Blazing a possible bipartisan path in Colorado toward recognizing Joe Biden as president, former Colorado Republican Gov. Bill Owens wrote on Facebook Sunday that there were “relatively few cases of voter fraud” in this month’s presidential election.
Owens went on to write that the election is over and urged the president and American citizens to “respect the voters” and honor their choice of Joe Biden as president.
“The US election system(s) performed remarkably well during a pandemic—record numbers of voters (more than 153 million votes cast) with relatively few cases of voter fraud,” wrote Owens in a Facebook post.
“As much as some might not want to admit, the system worked,” wrote Owens.
Still, Owens’ statement stands in contrast to current Colorado Republican leaders who are still refusing to acknowledge Biden as president-elect, some even pointing without evidence to possible fraud.
“I am not in Pennsylvania, and have not been, or in Michigan or some of the other states that are involved in this,” U.S. Rep. Ken Buck (R-CO) said Friday on conservative radio. “So I am not in a position to say there was fraud or there wasn’t fraud. I shouldn’t say that. There is always fraud. Whether there it’s a level of fraud that overturns an election is a different question.”
Buck is confident that in the end Trump will “do the right thing.”
Lame-duck Sen. Cory Gardner (R-CO), who campaigned on his supposed bipartisan approach to politics, remains silent, refusing to acknowledge Biden’s victory. Conservative pundit David Brooks called him out by name on PBS last Friday as just one of the numerous GOP senators who won’t break from Trump.
“Cory Gardner, the guy who just got defeated in a Senate race, who has nothing left to lose politically. Even he’s still silent,” said Brooks.
Owens comment drew mostly praise on Facebook.
Sage Naumann, spokesman for the Colorado Senate Republicans, wrote, “The statesman speaks. We’d be wise to listen.”

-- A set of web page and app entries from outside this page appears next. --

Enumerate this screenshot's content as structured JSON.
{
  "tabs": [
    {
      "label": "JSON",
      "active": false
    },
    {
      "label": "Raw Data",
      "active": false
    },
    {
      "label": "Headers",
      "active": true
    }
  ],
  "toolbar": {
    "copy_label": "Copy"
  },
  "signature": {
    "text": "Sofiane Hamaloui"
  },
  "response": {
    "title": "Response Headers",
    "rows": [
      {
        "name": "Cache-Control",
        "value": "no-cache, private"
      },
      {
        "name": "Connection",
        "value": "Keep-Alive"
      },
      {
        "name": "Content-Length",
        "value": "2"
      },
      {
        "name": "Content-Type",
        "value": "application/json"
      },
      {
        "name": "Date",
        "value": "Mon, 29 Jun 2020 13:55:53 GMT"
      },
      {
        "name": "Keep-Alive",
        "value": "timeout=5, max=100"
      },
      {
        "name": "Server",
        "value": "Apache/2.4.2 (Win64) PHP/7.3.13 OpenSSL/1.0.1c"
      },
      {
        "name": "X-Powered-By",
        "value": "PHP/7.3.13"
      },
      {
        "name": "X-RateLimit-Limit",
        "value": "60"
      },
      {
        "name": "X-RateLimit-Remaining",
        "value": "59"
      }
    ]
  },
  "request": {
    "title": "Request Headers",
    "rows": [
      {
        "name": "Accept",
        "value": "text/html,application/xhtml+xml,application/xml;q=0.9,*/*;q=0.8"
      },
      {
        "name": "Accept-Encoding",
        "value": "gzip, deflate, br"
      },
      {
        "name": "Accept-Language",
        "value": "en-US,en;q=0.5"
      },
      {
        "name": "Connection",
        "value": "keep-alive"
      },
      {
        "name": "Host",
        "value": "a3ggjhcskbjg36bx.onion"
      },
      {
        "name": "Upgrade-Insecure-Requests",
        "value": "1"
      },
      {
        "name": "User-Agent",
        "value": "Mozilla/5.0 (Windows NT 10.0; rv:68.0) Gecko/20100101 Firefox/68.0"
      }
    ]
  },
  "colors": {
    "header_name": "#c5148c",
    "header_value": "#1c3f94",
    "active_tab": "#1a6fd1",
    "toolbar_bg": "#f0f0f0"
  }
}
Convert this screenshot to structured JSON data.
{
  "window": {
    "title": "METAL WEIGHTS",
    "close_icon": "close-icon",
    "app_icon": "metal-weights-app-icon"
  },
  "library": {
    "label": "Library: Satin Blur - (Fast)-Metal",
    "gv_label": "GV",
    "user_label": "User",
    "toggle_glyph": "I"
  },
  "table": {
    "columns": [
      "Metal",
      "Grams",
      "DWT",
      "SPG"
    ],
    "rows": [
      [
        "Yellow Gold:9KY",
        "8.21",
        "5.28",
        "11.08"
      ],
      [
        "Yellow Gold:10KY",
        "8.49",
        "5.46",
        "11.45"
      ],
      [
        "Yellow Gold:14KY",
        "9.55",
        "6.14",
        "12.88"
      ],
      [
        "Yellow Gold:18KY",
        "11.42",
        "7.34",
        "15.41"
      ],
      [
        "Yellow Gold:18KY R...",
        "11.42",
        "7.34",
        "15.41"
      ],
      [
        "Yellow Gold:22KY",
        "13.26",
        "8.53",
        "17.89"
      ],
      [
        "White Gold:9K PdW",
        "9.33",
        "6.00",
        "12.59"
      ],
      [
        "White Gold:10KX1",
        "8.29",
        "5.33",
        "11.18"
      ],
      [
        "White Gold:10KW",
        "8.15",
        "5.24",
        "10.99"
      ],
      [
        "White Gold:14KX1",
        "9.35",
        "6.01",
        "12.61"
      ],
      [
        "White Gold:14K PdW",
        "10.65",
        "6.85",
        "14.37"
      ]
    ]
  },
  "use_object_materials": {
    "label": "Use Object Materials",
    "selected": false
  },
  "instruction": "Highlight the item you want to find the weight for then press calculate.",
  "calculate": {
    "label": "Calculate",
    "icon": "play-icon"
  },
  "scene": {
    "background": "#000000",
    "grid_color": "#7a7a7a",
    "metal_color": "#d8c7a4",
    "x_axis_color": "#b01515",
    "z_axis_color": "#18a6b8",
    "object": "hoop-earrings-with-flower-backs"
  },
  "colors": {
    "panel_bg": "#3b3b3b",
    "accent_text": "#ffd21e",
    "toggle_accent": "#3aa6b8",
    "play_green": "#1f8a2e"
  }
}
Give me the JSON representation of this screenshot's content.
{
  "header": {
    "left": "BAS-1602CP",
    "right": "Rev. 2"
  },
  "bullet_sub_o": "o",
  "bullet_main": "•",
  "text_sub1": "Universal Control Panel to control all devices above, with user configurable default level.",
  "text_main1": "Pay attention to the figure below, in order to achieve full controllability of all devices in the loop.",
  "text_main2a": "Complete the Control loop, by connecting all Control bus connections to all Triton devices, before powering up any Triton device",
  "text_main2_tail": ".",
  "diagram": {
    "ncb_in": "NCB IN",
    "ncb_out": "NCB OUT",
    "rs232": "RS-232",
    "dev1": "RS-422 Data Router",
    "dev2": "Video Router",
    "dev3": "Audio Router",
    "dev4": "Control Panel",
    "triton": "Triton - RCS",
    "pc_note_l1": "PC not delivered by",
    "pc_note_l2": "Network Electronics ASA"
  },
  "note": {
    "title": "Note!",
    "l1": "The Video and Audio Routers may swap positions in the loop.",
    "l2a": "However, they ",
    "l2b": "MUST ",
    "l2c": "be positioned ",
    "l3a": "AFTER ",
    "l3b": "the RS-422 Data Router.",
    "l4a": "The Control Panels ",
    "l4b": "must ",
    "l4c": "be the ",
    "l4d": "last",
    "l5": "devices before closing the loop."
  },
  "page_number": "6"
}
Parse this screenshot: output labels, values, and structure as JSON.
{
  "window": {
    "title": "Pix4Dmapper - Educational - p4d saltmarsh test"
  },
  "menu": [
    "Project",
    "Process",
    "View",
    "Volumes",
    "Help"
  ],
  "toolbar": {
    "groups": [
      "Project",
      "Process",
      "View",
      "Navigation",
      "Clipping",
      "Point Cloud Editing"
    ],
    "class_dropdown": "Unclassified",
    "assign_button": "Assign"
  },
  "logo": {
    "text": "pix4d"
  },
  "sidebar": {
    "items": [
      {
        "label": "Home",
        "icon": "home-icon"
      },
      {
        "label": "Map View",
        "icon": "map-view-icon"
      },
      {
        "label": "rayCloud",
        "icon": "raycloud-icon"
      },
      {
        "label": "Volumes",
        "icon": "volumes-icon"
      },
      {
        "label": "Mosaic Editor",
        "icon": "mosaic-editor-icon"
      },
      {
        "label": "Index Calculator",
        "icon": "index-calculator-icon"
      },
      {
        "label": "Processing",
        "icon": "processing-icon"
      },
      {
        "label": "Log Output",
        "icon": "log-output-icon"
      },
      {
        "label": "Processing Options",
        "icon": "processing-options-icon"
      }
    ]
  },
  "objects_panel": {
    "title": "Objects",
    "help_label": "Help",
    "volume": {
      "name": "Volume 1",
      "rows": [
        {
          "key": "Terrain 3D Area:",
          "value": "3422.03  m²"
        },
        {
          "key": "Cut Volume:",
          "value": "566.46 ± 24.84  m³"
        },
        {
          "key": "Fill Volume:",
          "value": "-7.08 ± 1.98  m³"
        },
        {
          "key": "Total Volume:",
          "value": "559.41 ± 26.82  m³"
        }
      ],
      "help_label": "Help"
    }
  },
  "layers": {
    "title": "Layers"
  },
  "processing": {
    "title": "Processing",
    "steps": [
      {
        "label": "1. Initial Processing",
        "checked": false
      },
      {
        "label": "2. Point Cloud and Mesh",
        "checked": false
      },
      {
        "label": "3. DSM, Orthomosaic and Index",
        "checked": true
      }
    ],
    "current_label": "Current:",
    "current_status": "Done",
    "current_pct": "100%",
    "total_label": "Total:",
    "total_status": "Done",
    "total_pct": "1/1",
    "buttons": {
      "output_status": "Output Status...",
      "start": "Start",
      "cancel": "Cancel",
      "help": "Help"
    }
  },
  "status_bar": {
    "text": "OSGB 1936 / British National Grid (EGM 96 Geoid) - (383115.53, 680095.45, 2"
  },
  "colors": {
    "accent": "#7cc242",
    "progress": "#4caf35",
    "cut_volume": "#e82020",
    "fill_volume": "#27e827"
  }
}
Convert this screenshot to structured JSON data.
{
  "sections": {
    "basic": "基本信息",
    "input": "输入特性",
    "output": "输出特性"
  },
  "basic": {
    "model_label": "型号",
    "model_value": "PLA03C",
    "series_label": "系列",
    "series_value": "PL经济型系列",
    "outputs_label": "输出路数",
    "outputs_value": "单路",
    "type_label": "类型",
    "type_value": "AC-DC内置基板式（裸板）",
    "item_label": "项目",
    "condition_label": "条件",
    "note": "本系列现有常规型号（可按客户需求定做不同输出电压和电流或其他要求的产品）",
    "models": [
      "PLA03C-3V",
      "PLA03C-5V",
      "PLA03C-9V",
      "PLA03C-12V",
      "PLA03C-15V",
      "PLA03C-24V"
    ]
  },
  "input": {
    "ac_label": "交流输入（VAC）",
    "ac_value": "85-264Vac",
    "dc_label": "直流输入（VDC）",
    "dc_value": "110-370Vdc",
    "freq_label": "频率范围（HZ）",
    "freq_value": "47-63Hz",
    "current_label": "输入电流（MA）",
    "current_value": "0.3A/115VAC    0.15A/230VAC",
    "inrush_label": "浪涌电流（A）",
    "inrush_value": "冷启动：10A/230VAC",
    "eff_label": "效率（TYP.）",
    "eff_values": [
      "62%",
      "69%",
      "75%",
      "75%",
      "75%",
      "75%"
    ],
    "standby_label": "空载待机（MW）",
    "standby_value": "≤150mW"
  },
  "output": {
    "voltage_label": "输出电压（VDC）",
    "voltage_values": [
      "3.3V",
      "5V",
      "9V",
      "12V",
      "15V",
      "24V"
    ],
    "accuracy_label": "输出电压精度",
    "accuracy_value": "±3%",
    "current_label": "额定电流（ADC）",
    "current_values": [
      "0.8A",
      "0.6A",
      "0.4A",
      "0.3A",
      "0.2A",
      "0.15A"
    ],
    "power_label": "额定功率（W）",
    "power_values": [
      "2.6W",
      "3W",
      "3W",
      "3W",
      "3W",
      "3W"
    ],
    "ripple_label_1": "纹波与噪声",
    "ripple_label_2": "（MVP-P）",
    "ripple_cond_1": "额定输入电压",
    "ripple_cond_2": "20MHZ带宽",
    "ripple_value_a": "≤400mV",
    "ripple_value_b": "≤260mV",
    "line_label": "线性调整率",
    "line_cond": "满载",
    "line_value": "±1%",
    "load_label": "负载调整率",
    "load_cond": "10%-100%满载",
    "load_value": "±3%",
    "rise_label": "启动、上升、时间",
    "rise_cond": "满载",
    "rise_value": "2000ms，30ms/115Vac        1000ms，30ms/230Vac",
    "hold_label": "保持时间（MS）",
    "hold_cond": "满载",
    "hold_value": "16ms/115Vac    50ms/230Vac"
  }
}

“It’s time for our country to move forward for the sake of our Republic and the democratic values we hold dear,” Naumann told the Colorado Times Recorder when asked to explain further. “I respect gove Owens a great deal and I think it would be wise for Colorado Republicans to take them seriously and take them to heart.” Naumann acknowledged Biden’s win weeks ago on Twitter.
Another commenter was Republican CU Regent Sue Sharkey, who responded to Owens with, “Thank you.”
“Our country has a lot of healing to do I hope as we move to the holiday season and new year that our country begins the healing process and looks for ways to become united,” Sharkey told the Colorado Times Recorder. “It’s to seek that path of unity.”
On Thursday, former Colorado Christian University faculty member, Jenna Ellis, who’s now a Trump lawyer, claimed with no evidence that the presidential election was rigged against Trump and that shenanigans with Dominion Voting machines in Colorado may have “swung” Colorado races.
On Facebook, Owens pointed out that he was elected governor in 2018 by a tight margin.
“In 1998 I was the first Republican to be elected Governor of the State of Colorado in 24 years (and regrettably, after my second term, the last), wrote Owens on Facebook. “I won that 1998 race by 8,297 votes out of 1.3 million cast. On Election Night I had two speeches prepared—one, in my right shirt pocket (of course) to read in case of a victory and the other—in my left pocket—in case of defeat. It turned out I had the good fortune to give the former but I was fully prepared—had the voters so decided—to give the latter.”
“For the good of the country and our democracy, President Trump needs to respect the will of the voters, accede to the wishes of the electorate, and help prepare the way for the 46th President of the United States, Joe Biden,” wrote Owens.
“And—no matter our own personal political views—we should, as Americans, do the same.”
In the big picture, most political observers believe Colorado Republicans will have to break with Trump himself and Trump-style extremism to win statewide offices again anytime soon in Colorado.
The GOP’s road back, some conservatives have said, begins with finding moderate leaders of the Republican Party.